*EXERCISE DIRECTIONS*: Copy all of the records word for word.

*INFORMATION*:
'''
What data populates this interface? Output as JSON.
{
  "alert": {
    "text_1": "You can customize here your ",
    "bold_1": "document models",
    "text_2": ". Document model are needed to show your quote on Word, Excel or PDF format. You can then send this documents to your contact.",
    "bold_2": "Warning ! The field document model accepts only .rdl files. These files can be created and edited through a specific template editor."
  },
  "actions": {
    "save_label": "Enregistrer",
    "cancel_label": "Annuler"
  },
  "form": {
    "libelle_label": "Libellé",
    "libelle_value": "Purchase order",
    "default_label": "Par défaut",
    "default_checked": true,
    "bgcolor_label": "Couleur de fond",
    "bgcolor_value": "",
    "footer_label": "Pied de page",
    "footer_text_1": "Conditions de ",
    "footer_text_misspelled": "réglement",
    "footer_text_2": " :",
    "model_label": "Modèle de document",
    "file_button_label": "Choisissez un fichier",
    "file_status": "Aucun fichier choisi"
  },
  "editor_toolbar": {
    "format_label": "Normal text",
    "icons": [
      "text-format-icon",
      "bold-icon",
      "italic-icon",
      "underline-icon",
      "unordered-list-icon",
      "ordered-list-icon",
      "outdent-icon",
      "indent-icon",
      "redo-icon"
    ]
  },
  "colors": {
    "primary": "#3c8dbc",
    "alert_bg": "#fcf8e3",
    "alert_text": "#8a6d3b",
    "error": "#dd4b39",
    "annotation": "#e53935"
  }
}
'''
*TASK RESPONSE*:
What data populates this interface? Output as JSON.
{
  "alert": {
    "text_1": "You can customize here your ",
    "bold_1": "document models",
    "text_2": ". Document model are needed to show your quote on Word, Excel or PDF format. You can then send this documents to your contact.",
    "bold_2": "Warning ! The field document model accepts only .rdl files. These files can be created and edited through a specific template editor."
  },
  "actions": {
    "save_label": "Enregistrer",
    "cancel_label": "Annuler"
  },
  "form": {
    "libelle_label": "Libellé",
    "libelle_value": "Purchase order",
    "default_label": "Par défaut",
    "default_checked": true,
    "bgcolor_label": "Couleur de fond",
    "bgcolor_value": "",
    "footer_label": "Pied de page",
    "footer_text_1": "Conditions de ",
    "footer_text_misspelled": "réglement",
    "footer_text_2": " :",
    "model_label": "Modèle de document",
    "file_button_label": "Choisissez un fichier",
    "file_status": "Aucun fichier choisi"
  },
  "editor_toolbar": {
    "format_label": "Normal text",
    "icons": [
      "text-format-icon",
      "bold-icon",
      "italic-icon",
      "underline-icon",
      "unordered-list-icon",
      "ordered-list-icon",
      "outdent-icon",
      "indent-icon",
      "redo-icon"
    ]
  },
  "colors": {
    "primary": "#3c8dbc",
    "alert_bg": "#fcf8e3",
    "alert_text": "#8a6d3b",
    "error": "#dd4b39",
    "annotation": "#e53935"
  }
}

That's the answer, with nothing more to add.